  • Connectivity among different VPCs: Different VPCs in the same or different regions may need to be connected for security and high availability.

AWS provides a VPC wizard for the quick creation of some of these topologies to fit their exact use case.

Creating a VPC and subnet from the CLI

AWS CLI is a command-line interface that facilitates managing AWS resources from the command line. Until now we have learnt recipes for creating AWS networking components from the console. In this recipe we'll learn how to create them through the CLI. This will help you understand how scripts can be written to automate the management of network components.  

Getting ready

You will need to configure the CLI in the system from which you are going to execute the commands.

How to do it...

Follow the steps provided to create AWS VPC and subnet from CLI.

  1. Open your command prompt and give the command:

aws ec2 create-vpc --profile user2 --region us-east-1 --cidr-block --amazon-provided-ipv6-cidr-block

The different components of our command are explained as follows: 

  • aws ec2 create-vpc: This is the command for creating a VPC profile.
  • user2: This is the user profile with which a VPC is being created. You may omit this if you want to create the VPC with a default profile.
  • region us-east-1: This is the AWS region where the VPC is going to be created. You can omit this if you want to create it in the default region.
  • cidr-block This is the IPv4 CIDR block associated with the VPC.
  • amazon-provided-ipv6-cidr-block: This is an option if you want AWS to associate IPv6 to be with VPC.(Click on image for a larger view)

Create VPC from CLI

  1. You can see the response where a VPC is created with the ID vpc-23e0795a with a given CIDR range for both IPv4 and IPv6.
  2. You can browse to the AWS console for the VPC and check that the VPC has been created with the properties shown in the command prompt. (Click on the image for larger view)


View VPC created from CLI

  1. Now let's create a subnet in the VPC by giving the following command:

aws ec2 create-subnet --profile user2 --region us-east-1 --vpc-id vpc-23e0795a --cidr-block --ipv6-cidr-block 2600:1f18:4659:5c00::/64

Here we are providing the profile and region that we explained earlier. We are also providing the following options:

  • vpc-id vpc-23e0795a: The VPC in which subnet will be created
  • cidr-block The IPv4 CIDR range of the subnet
  • ipv6-cidr-block 2600:1f18:4659:5c00::/64: The IPv6 IP range associated with the subnet (Click on image for larger view)


Create subnet from CLI

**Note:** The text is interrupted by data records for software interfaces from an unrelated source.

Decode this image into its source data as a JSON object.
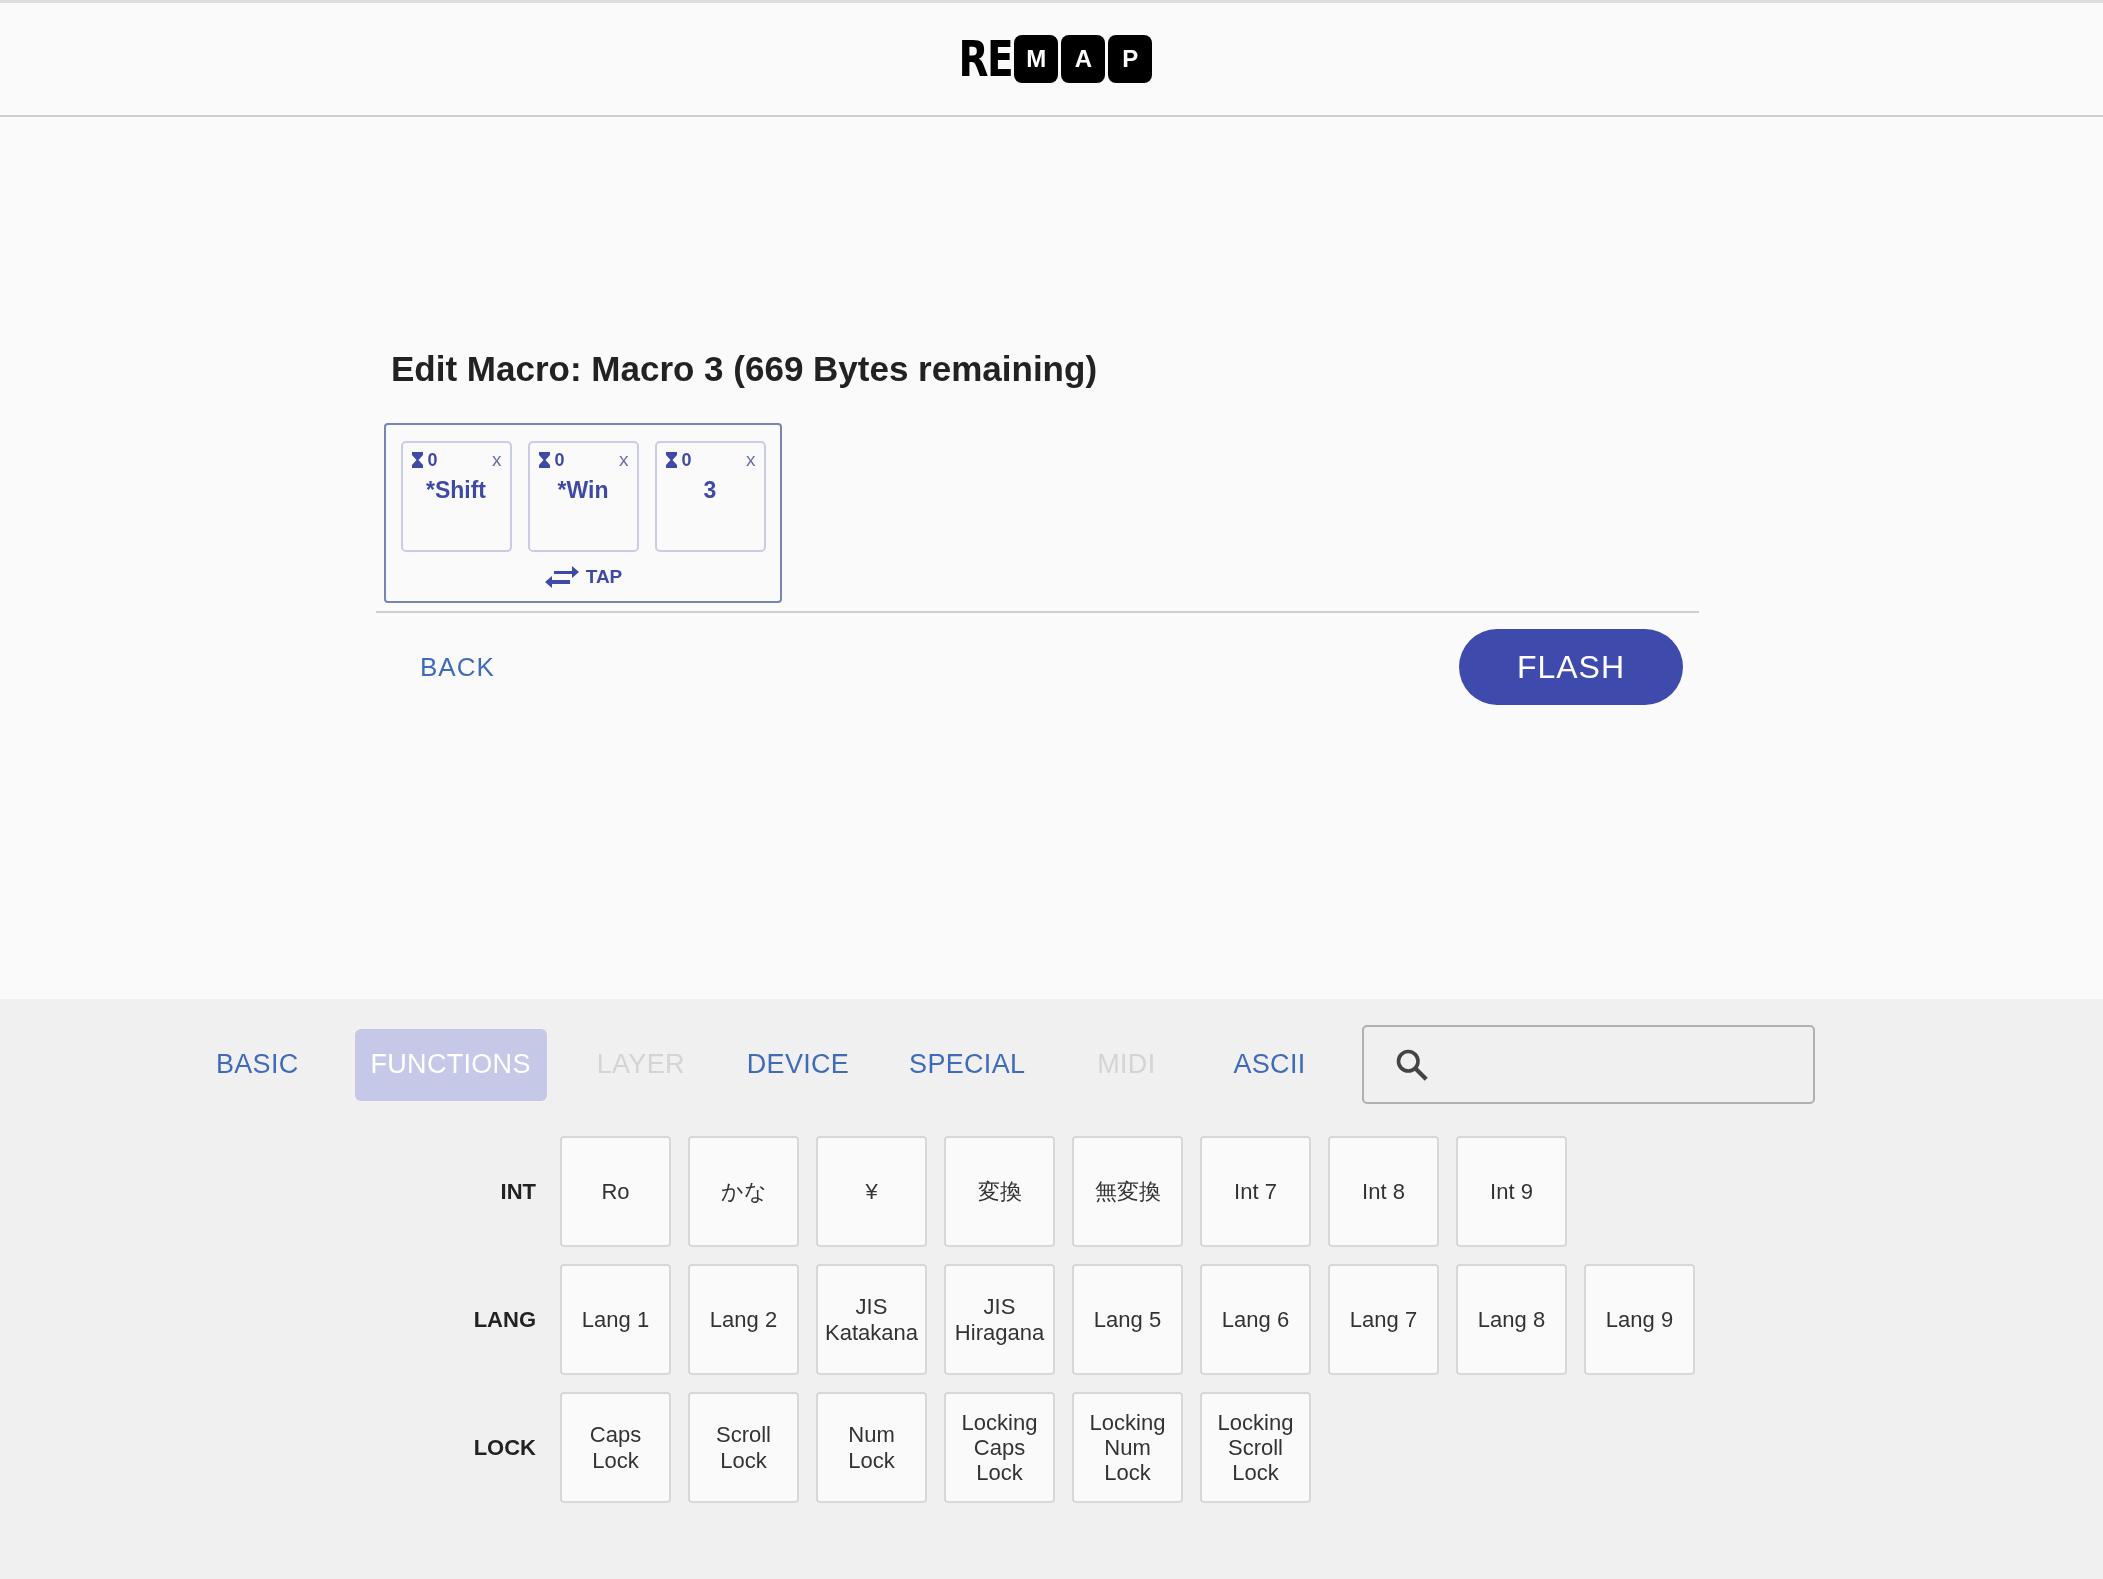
{
  "header": {
    "logo_plain": "RE",
    "logo_boxed": [
      "M",
      "A",
      "P"
    ]
  },
  "title": "Edit Macro: Macro 3 (669 Bytes remaining)",
  "macro": {
    "keys": [
      {
        "delay": "0",
        "label": "*Shift",
        "close": "x"
      },
      {
        "delay": "0",
        "label": "*Win",
        "close": "x"
      },
      {
        "delay": "0",
        "label": "3",
        "close": "x"
      }
    ],
    "mode": "TAP"
  },
  "actions": {
    "back": "BACK",
    "flash": "FLASH"
  },
  "tabs": [
    {
      "label": "BASIC",
      "selected": false,
      "disabled": false
    },
    {
      "label": "FUNCTIONS",
      "selected": true,
      "disabled": false
    },
    {
      "label": "LAYER",
      "selected": false,
      "disabled": true
    },
    {
      "label": "DEVICE",
      "selected": false,
      "disabled": false
    },
    {
      "label": "SPECIAL",
      "selected": false,
      "disabled": false
    },
    {
      "label": "MIDI",
      "selected": false,
      "disabled": true
    },
    {
      "label": "ASCII",
      "selected": false,
      "disabled": false
    }
  ],
  "groups": [
    {
      "label": "INT",
      "keys": [
        "Ro",
        "かな",
        "¥",
        "変換",
        "無変換",
        "Int 7",
        "Int 8",
        "Int 9"
      ]
    },
    {
      "label": "LANG",
      "keys": [
        "Lang 1",
        "Lang 2",
        "JIS\nKatakana",
        "JIS\nHiragana",
        "Lang 5",
        "Lang 6",
        "Lang 7",
        "Lang 8",
        "Lang 9"
      ]
    },
    {
      "label": "LOCK",
      "keys": [
        "Caps\nLock",
        "Scroll\nLock",
        "Num\nLock",
        "Locking\nCaps\nLock",
        "Locking\nNum\nLock",
        "Locking\nScroll\nLock"
      ]
    }
  ]
}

  1. We can browse to the AWS VPC console and go to subnets. We can see the subnet created as shown in the following screenshot (click on image for larger view):


View subnet created from CLI

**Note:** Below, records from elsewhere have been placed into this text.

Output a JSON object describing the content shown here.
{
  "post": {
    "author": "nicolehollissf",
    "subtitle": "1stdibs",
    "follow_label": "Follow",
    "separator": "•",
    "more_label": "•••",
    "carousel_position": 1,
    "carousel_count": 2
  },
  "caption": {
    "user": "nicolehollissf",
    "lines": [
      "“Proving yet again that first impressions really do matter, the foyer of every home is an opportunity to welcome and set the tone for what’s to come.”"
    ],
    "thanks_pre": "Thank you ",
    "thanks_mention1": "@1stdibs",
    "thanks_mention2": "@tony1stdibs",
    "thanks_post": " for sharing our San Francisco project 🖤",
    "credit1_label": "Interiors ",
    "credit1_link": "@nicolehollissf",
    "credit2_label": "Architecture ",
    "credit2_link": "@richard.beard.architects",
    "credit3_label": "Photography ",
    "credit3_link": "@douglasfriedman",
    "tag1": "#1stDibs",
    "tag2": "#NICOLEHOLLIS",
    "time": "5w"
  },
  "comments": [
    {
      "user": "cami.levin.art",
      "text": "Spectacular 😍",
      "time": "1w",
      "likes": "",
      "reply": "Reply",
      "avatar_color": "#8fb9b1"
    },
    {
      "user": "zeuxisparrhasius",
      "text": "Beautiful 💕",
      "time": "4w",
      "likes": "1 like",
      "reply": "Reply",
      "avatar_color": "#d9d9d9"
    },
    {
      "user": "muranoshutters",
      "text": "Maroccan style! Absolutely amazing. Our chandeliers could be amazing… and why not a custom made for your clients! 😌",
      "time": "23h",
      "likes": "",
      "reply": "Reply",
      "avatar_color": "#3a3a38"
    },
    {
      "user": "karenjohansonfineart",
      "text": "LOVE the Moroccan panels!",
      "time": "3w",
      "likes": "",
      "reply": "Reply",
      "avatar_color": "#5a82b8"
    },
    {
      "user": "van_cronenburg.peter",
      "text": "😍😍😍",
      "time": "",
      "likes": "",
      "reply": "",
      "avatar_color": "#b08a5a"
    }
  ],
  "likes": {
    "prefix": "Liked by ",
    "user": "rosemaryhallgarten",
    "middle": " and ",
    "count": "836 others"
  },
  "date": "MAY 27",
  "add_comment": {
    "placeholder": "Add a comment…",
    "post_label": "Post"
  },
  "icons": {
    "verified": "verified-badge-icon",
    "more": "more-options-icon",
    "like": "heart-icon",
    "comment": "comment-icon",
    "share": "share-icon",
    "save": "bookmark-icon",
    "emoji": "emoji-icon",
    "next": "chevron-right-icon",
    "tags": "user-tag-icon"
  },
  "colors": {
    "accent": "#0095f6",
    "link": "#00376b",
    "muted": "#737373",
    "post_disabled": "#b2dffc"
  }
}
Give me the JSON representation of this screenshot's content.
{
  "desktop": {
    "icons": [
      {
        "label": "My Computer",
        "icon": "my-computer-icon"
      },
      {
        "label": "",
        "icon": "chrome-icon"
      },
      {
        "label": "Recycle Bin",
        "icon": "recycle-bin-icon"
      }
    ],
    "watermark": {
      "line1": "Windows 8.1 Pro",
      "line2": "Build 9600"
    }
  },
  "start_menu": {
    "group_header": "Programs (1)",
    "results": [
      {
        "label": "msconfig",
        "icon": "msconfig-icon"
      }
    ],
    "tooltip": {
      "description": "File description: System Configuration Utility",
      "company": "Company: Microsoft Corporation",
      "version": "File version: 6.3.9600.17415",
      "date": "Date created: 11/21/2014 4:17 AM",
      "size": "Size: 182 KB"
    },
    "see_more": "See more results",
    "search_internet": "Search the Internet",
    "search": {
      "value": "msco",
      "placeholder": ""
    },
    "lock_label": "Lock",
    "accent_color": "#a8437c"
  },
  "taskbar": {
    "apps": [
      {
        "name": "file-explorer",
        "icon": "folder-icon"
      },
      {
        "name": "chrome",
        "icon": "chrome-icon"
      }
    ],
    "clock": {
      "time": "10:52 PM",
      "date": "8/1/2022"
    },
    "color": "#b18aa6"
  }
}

There's more...

You’ve seen how you can create multiple VPCs and subnets in multiple regions from a single script. There are multiple other third-party tools such as Terraform, Chef, and Ansible through which you can also create and manage AWS components. Or, you could also use AWS CloudFormation. We will look at some of these in next chapters. 

This tutorial is a chapter excerpt from "AWS Networking Cookbook" by Satyajit Das and Jhalak Modi. Use the code ORSCD50 at checkout to save 50% on the recommended retail price until Nov. 24.